For the first time in human history, the stability of nature can no longer be taken for granted.

- Sir David Attenborough

The new nature documentary series Our Planet begins with a shot of the moon and soon enough the camera pans across space to reveal the blue planet, we call home.

Source: Polygon

This puts into perspective the fragility of Earth, a small ball of gas in the vast expanse of space with all its limitations.

And throughout the next 8 episodes, the series makes us witness the damage we have done by pushing those limitations to the extreme.

Source: Metro

As a polar bear and its infant travel across the icy terrain struggling to hunt down their prey, Attenborough explains that all wildlife has depleted on average, by 60% over the last 5 decades.

Source: Netflix

In the episode Frozen Worlds, Attenborough takes us to the little-known food chain within the cold icy oceans.

Source: The Times

Sea ice isn't just a vast space of wasteland as a lot of us would like to believe. It is a living habitat with its own elaborate ecosystem.

Source: Daily Mail

The algae feed on the ice. Multitudes of krill feed on the algae and then turn into food for penguins and whales, who are co-dependent on each other to be able to feed.

Source: The New York Times

The sea ice is also a protective shield from excessive solar energy., reflecting it back and keeping the Earth cool enough for us to survive.

But by 2040, the Arctic Ocean will be mostly ice-free.

Source: Yale E360

So when we lose the sea ice due to rising global temperatures, not only do we endanger ourselves, we are forcing an entire food chain to perish.

We have to understand that this ice has been accumulated over a period of thousands of years, protecting us and nurturing not just whales and penguins but also other creatures that are heavily dependant on it for their survival.

Source: YouTube

Case in point, the walruses - the Arctic refugees. They need the ice to settle down after being in the oceans. But the lack of Arctic ice forces millions of them to migrate and settle in tight corners of Alaska, Canada and Russia.

Source: mamamia

And because there is literally no space for millions, they climb up cliffs. But their depth perception hasn't evolved enough to deal with such heights. Nor have they evolved enough to trace back the way they climbed.

Source: Monsters and clinics

So hundreds of them just walk themselves off the cliffs and fall to their deaths.

Source: ET Canada

Narrator, Sir David Attenborough writes in the coffee table book that accompanies the documentary:

We are entering a new geological era, not as in the past when changes happened over millions of years, not even over thousands of years or centuries, but within decades — within my lifetime. These changes are as rapid and as great as when the planet was struck by an asteroid.
Source: BBC

Each year we lose almost nearly 15 million hectares of tropical forest, an area larger than Illinois. Or to bring it closer to home, much larger than the state of Chhatisgarg.

And such deforestation for the need to grow more oil-bearing palms has led to the deaths of 100 orangutans a week.

Source: The National

Our Planet stands tall amongst other nature documentaries that often keep the wildlife separate from human civilisation.
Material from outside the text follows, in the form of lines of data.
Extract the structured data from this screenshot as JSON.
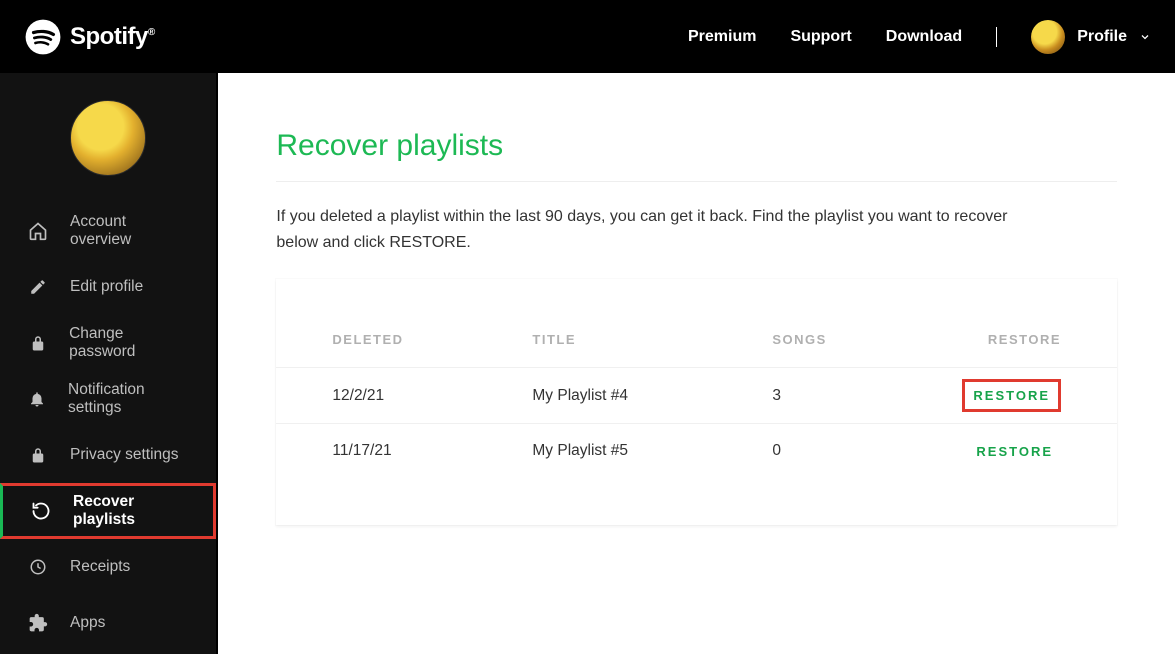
{
  "header": {
    "brand": "Spotify",
    "nav": {
      "premium": "Premium",
      "support": "Support",
      "download": "Download",
      "profile": "Profile"
    }
  },
  "sidebar": {
    "items": [
      {
        "icon": "home",
        "label": "Account overview"
      },
      {
        "icon": "pencil",
        "label": "Edit profile"
      },
      {
        "icon": "lock",
        "label": "Change password"
      },
      {
        "icon": "bell",
        "label": "Notification settings"
      },
      {
        "icon": "lock",
        "label": "Privacy settings"
      },
      {
        "icon": "refresh",
        "label": "Recover playlists"
      },
      {
        "icon": "clock",
        "label": "Receipts"
      },
      {
        "icon": "puzzle",
        "label": "Apps"
      }
    ],
    "active_index": 5
  },
  "main": {
    "title": "Recover playlists",
    "description": "If you deleted a playlist within the last 90 days, you can get it back. Find the playlist you want to recover below and click RESTORE.",
    "columns": {
      "deleted": "DELETED",
      "title": "TITLE",
      "songs": "SONGS",
      "restore": "RESTORE"
    },
    "restore_label": "RESTORE",
    "rows": [
      {
        "deleted": "12/2/21",
        "title": "My Playlist #4",
        "songs": "3",
        "highlight": true
      },
      {
        "deleted": "11/17/21",
        "title": "My Playlist #5",
        "songs": "0",
        "highlight": false
      }
    ]
  }
}
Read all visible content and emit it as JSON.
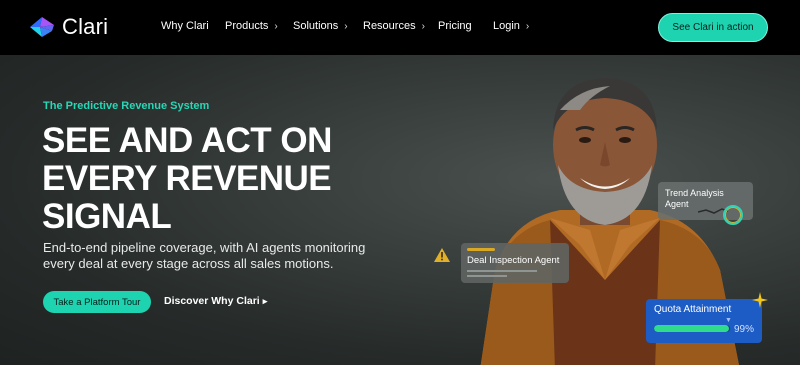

In a chilling satellite image, Our Planet shows us the Great Plains carved up into agricultural lands. You have to see it to understand it- a vast expanse of land turned into private property.

Source: Great Plains Custom Grains

Or a dammed river creating a shortage of water in East Africa. And as much as it hurts humans, it causes more trouble for the rich wildlife in the region.

Source: ISS Africa

Elephants, hippos and lions try to find water in a desolate and dry landscape. And while elephants dig a well to feed their little calf, hippos, forced to occupy very little space fight amongst each other to their own peril.

Source: Daily Express

The underlying problem is that we, human beings have been in the habit of taking nature for granted. And nature has provided stability irrespective of our abhorrent behaviour.

But no more. Nature is correcting course as it always has. Only this time, we have fastened the process and in doing so, are running towards our very end.

Source: Cookandbynum

What's worse is that we are dragging everyone else with us.